The task: Retype the listing that follows, word for word.

Segment Start: Dataset content

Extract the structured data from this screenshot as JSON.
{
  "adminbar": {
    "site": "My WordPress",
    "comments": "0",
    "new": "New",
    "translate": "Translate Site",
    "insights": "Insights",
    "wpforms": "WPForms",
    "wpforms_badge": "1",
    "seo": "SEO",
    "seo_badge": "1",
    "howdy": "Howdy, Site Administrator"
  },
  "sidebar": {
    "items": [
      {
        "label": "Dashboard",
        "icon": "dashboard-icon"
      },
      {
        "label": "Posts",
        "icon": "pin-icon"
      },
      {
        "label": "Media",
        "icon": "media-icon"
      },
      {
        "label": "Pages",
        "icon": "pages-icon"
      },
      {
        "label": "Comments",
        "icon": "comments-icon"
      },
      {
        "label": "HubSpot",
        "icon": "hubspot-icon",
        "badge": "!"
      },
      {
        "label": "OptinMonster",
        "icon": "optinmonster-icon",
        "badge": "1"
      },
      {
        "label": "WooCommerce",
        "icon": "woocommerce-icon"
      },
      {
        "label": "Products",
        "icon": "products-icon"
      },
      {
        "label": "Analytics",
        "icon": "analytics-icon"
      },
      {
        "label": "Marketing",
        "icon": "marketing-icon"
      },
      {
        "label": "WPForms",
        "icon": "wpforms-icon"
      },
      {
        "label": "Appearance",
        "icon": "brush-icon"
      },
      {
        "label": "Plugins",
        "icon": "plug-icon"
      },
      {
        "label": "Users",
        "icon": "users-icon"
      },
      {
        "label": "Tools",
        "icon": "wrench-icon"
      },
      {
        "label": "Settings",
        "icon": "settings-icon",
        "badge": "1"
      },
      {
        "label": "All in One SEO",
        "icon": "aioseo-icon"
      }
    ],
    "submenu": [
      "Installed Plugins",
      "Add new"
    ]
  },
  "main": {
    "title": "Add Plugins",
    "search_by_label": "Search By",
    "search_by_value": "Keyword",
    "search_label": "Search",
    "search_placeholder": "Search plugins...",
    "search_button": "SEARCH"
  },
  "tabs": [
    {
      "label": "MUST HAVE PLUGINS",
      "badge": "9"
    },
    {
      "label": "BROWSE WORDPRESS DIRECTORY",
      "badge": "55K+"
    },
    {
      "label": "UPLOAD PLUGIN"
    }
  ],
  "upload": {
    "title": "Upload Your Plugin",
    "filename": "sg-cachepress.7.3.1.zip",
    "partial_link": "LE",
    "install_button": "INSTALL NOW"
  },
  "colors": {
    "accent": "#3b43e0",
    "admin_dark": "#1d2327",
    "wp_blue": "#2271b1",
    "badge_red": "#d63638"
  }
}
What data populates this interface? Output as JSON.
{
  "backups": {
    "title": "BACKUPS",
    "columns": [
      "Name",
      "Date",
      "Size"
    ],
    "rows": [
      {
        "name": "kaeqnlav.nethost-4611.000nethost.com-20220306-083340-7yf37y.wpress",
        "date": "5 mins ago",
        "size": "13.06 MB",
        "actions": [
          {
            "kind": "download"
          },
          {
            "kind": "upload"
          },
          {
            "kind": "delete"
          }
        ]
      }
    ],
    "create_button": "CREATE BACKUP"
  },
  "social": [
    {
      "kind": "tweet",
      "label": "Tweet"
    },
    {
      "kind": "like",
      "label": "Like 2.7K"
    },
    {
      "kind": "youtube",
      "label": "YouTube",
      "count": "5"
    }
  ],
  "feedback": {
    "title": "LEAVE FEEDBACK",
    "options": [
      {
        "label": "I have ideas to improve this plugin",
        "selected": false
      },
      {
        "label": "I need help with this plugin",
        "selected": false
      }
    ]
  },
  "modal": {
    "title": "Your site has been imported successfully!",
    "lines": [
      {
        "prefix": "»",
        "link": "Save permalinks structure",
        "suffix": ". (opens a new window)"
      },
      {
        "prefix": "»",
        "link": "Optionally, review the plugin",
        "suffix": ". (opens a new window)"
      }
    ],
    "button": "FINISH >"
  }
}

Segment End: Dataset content

Result below:
Extract the structured data from this screenshot as JSON.
{
  "adminbar": {
    "site": "My WordPress",
    "comments": "0",
    "new": "New",
    "translate": "Translate Site",
    "insights": "Insights",
    "wpforms": "WPForms",
    "wpforms_badge": "1",
    "seo": "SEO",
    "seo_badge": "1",
    "howdy": "Howdy, Site Administrator"
  },
  "sidebar": {
    "items": [
      {
        "label": "Dashboard",
        "icon": "dashboard-icon"
      },
      {
        "label": "Posts",
        "icon": "pin-icon"
      },
      {
        "label": "Media",
        "icon": "media-icon"
      },
      {
        "label": "Pages",
        "icon": "pages-icon"
      },
      {
        "label": "Comments",
        "icon": "comments-icon"
      },
      {
        "label": "HubSpot",
        "icon": "hubspot-icon",
        "badge": "!"
      },
      {
        "label": "OptinMonster",
        "icon": "optinmonster-icon",
        "badge": "1"
      },
      {
        "label": "WooCommerce",
        "icon": "woocommerce-icon"
      },
      {
        "label": "Products",
        "icon": "products-icon"
      },
      {
        "label": "Analytics",
        "icon": "analytics-icon"
      },
      {
        "label": "Marketing",
        "icon": "marketing-icon"
      },
      {
        "label": "WPForms",
        "icon": "wpforms-icon"
      },
      {
        "label": "Appearance",
        "icon": "brush-icon"
      },
      {
        "label": "Plugins",
        "icon": "plug-icon"
      },
      {
        "label": "Users",
        "icon": "users-icon"
      },
      {
        "label": "Tools",
        "icon": "wrench-icon"
      },
      {
        "label": "Settings",
        "icon": "settings-icon",
        "badge": "1"
      },
      {
        "label": "All in One SEO",
        "icon": "aioseo-icon"
      }
    ],
    "submenu": [
      "Installed Plugins",
      "Add new"
    ]
  },
  "main": {
    "title": "Add Plugins",
    "search_by_label": "Search By",
    "search_by_value": "Keyword",
    "search_label": "Search",
    "search_placeholder": "Search plugins...",
    "search_button": "SEARCH"
  },
  "tabs": [
    {
      "label": "MUST HAVE PLUGINS",
      "badge": "9"
    },
    {
      "label": "BROWSE WORDPRESS DIRECTORY",
      "badge": "55K+"
    },
    {
      "label": "UPLOAD PLUGIN"
    }
  ],
  "upload": {
    "title": "Upload Your Plugin",
    "filename": "sg-cachepress.7.3.1.zip",
    "partial_link": "LE",
    "install_button": "INSTALL NOW"
  },
  "colors": {
    "accent": "#3b43e0",
    "admin_dark": "#1d2327",
    "wp_blue": "#2271b1",
    "badge_red": "#d63638"
  }
}
What data populates this interface? Output as JSON.
{
  "backups": {
    "title": "BACKUPS",
    "columns": [
      "Name",
      "Date",
      "Size"
    ],
    "rows": [
      {
        "name": "kaeqnlav.nethost-4611.000nethost.com-20220306-083340-7yf37y.wpress",
        "date": "5 mins ago",
        "size": "13.06 MB",
        "actions": [
          {
            "kind": "download"
          },
          {
            "kind": "upload"
          },
          {
            "kind": "delete"
          }
        ]
      }
    ],
    "create_button": "CREATE BACKUP"
  },
  "social": [
    {
      "kind": "tweet",
      "label": "Tweet"
    },
    {
      "kind": "like",
      "label": "Like 2.7K"
    },
    {
      "kind": "youtube",
      "label": "YouTube",
      "count": "5"
    }
  ],
  "feedback": {
    "title": "LEAVE FEEDBACK",
    "options": [
      {
        "label": "I have ideas to improve this plugin",
        "selected": false
      },
      {
        "label": "I need help with this plugin",
        "selected": false
      }
    ]
  },
  "modal": {
    "title": "Your site has been imported successfully!",
    "lines": [
      {
        "prefix": "»",
        "link": "Save permalinks structure",
        "suffix": ". (opens a new window)"
      },
      {
        "prefix": "»",
        "link": "Optionally, review the plugin",
        "suffix": ". (opens a new window)"
      }
    ],
    "button": "FINISH >"
  }
}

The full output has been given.